■ **Instructions for the task**:
Output every record word for word.

■ **Exercise material**:
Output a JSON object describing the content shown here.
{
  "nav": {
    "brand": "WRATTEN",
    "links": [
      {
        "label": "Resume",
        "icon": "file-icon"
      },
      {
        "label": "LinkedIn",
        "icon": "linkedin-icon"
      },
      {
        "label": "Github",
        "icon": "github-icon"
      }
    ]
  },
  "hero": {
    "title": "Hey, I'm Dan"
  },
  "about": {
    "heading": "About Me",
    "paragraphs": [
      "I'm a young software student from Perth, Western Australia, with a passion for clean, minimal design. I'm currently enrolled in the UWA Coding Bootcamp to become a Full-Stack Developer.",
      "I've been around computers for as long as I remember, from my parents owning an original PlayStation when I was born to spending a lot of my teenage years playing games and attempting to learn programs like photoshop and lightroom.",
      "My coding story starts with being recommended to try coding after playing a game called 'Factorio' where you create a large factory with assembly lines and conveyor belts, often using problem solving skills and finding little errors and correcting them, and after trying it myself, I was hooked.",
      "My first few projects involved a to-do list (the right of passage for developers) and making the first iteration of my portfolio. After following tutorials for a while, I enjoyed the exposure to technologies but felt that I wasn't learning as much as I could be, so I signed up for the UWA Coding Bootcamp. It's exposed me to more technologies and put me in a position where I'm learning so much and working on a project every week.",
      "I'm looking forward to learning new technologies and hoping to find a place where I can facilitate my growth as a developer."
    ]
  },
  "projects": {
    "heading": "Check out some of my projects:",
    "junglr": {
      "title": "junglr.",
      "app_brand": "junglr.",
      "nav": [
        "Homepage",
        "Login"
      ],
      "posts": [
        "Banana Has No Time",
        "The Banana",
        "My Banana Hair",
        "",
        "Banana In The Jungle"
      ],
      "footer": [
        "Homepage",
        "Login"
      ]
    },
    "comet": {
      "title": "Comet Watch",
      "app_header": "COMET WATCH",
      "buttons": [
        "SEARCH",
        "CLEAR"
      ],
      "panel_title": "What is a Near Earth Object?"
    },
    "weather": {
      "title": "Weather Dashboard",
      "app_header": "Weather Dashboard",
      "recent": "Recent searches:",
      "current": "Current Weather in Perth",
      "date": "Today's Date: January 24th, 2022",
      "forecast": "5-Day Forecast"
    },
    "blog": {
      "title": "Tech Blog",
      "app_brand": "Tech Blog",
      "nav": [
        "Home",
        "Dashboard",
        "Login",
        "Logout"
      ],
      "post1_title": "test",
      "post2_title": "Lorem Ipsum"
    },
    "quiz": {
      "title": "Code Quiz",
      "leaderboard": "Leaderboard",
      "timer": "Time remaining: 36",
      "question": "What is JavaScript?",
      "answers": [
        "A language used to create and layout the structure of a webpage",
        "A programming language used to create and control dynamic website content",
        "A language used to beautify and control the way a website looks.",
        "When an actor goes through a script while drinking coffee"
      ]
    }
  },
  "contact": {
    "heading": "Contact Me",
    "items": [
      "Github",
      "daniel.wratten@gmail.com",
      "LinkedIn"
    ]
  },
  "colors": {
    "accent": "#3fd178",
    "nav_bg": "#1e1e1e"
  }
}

■ **Solution**:
Output a JSON object describing the content shown here.
{
  "nav": {
    "brand": "WRATTEN",
    "links": [
      {
        "label": "Resume",
        "icon": "file-icon"
      },
      {
        "label": "LinkedIn",
        "icon": "linkedin-icon"
      },
      {
        "label": "Github",
        "icon": "github-icon"
      }
    ]
  },
  "hero": {
    "title": "Hey, I'm Dan"
  },
  "about": {
    "heading": "About Me",
    "paragraphs": [
      "I'm a young software student from Perth, Western Australia, with a passion for clean, minimal design. I'm currently enrolled in the UWA Coding Bootcamp to become a Full-Stack Developer.",
      "I've been around computers for as long as I remember, from my parents owning an original PlayStation when I was born to spending a lot of my teenage years playing games and attempting to learn programs like photoshop and lightroom.",
      "My coding story starts with being recommended to try coding after playing a game called 'Factorio' where you create a large factory with assembly lines and conveyor belts, often using problem solving skills and finding little errors and correcting them, and after trying it myself, I was hooked.",
      "My first few projects involved a to-do list (the right of passage for developers) and making the first iteration of my portfolio. After following tutorials for a while, I enjoyed the exposure to technologies but felt that I wasn't learning as much as I could be, so I signed up for the UWA Coding Bootcamp. It's exposed me to more technologies and put me in a position where I'm learning so much and working on a project every week.",
      "I'm looking forward to learning new technologies and hoping to find a place where I can facilitate my growth as a developer."
    ]
  },
  "projects": {
    "heading": "Check out some of my projects:",
    "junglr": {
      "title": "junglr.",
      "app_brand": "junglr.",
      "nav": [
        "Homepage",
        "Login"
      ],
      "posts": [
        "Banana Has No Time",
        "The Banana",
        "My Banana Hair",
        "",
        "Banana In The Jungle"
      ],
      "footer": [
        "Homepage",
        "Login"
      ]
    },
    "comet": {
      "title": "Comet Watch",
      "app_header": "COMET WATCH",
      "buttons": [
        "SEARCH",
        "CLEAR"
      ],
      "panel_title": "What is a Near Earth Object?"
    },
    "weather": {
      "title": "Weather Dashboard",
      "app_header": "Weather Dashboard",
      "recent": "Recent searches:",
      "current": "Current Weather in Perth",
      "date": "Today's Date: January 24th, 2022",
      "forecast": "5-Day Forecast"
    },
    "blog": {
      "title": "Tech Blog",
      "app_brand": "Tech Blog",
      "nav": [
        "Home",
        "Dashboard",
        "Login",
        "Logout"
      ],
      "post1_title": "test",
      "post2_title": "Lorem Ipsum"
    },
    "quiz": {
      "title": "Code Quiz",
      "leaderboard": "Leaderboard",
      "timer": "Time remaining: 36",
      "question": "What is JavaScript?",
      "answers": [
        "A language used to create and layout the structure of a webpage",
        "A programming language used to create and control dynamic website content",
        "A language used to beautify and control the way a website looks.",
        "When an actor goes through a script while drinking coffee"
      ]
    }
  },
  "contact": {
    "heading": "Contact Me",
    "items": [
      "Github",
      "daniel.wratten@gmail.com",
      "LinkedIn"
    ]
  },
  "colors": {
    "accent": "#3fd178",
    "nav_bg": "#1e1e1e"
  }
}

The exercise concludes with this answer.